Comptes rendus ‒ Session extraordinaire du Conseil des ADPIC ‒ Afficher les détails de l'intervention /la déclaration

Ambassador Eui-yong Chung (Korea, Republic of)
C.ii The purpose of the notification and registration system

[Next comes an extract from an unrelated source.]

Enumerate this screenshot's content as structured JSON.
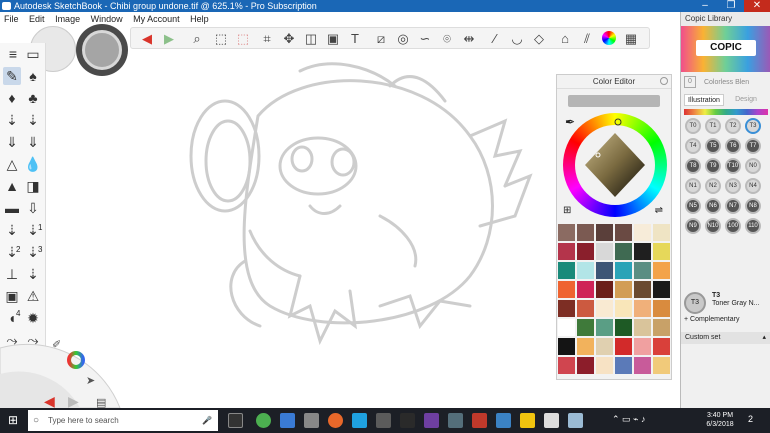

73. The representative of Hungary referred to his intervention regarding the previous category of issues and the question of purpose. In his delegation's view, the mandate calling for the facilitation of geographical indication protection referred to the implementation of existing obligations and did not create substantive new ones. He noted that Article 1.1 of the TRIPS Agreement let Members decide the means of implementation of TRIPS obligations and, as the Article 24.2 review had shown, Members did opt for different systems ranging from unfair competition law and passing-off and trademark registration systems to registers of geographical indications. It was not his delegation's intention to call into question WTO Members' rights under Article 1.1 or to create substantive new obligations for Members as part of the establishment of the register. The reason to push for an effective system of registration with genuine legal effects was to help producers, consumers and administrations ensure the implementation of existing obligations. Simply put, in most cases it would be difficult, if not impossible, for the average right holder of a geographical indication or producers like Hungarian wine growers in small villages to enforce their rights under Article 23, because they would have to build their cases from scratch before local courts, in certain cases thousands of kilometres from home, under completely different legal systems. This would threaten to defeat the clear intention of WTO Members to provide the Article 23-level protection to geographical indications for wines and spirits. 74. On how the implementation of existing rights could be facilitated, the EC and Hungary had suggested that multilateral registration should have the legal effect of creating a rebuttable presumption of eligibility for protection. Responding to the reactions to Hungary's proposal, he said that it did not foresee and advocate the establishment of a supranational court in the framework of the system to be established. Hungary did not want a system that would impose decisions on national authorities and courts. Registration would just mean that those who used the names of others that were registered multilaterally would have to prove their cases in court, if challenged. Members would ultimately have the multilateral possibility under the challenge procedure proposed by Hungary to filter out geographical indications not fitting the definition and Article 24.9. The continued use of exceptions under Article 24 would also be ensured. In addition to the producers owning geographical indication rights, a register with the legal effect of creating the presumption of eligibility for protection would help consumer associations and national administrations as well. In that respect, he called the attention of delegations to the points made in paragraphs 19, 20, 21 and 22 in document JOB(02)/70 submitted by the EC and their member States. 75. Regarding the proposal by Canada, Chile, Japan and the United States (IP/C/W/133/Rev.1), he wondered if the database proposed would facilitate protection. First, it would not provide for a mechanism to filter out names that should not be protected. Second, it did not seem to have any real legal effect, since national authorities would only be obliged to refer to the list, together with other relevant sources of information and could decide to ignore the list altogether. He was not sure if such a system would justify the costs of its establishment and running. He suggested that the co sponsors elaborate on why, in their view, such a system would be useful for their authorities, especially in light of the fact that even names that were blatantly not in conformity with Article 22.1 or Article 24.9 could find their way into the database. Were they not concerned that such a list could create more confusion than clarity about which names should be given the Article 23-level protection? Were they not concerned that such a system could even give ideas on what to copy if wine producers saw that certain geographical indications were notified and automatically registered by more than one Member?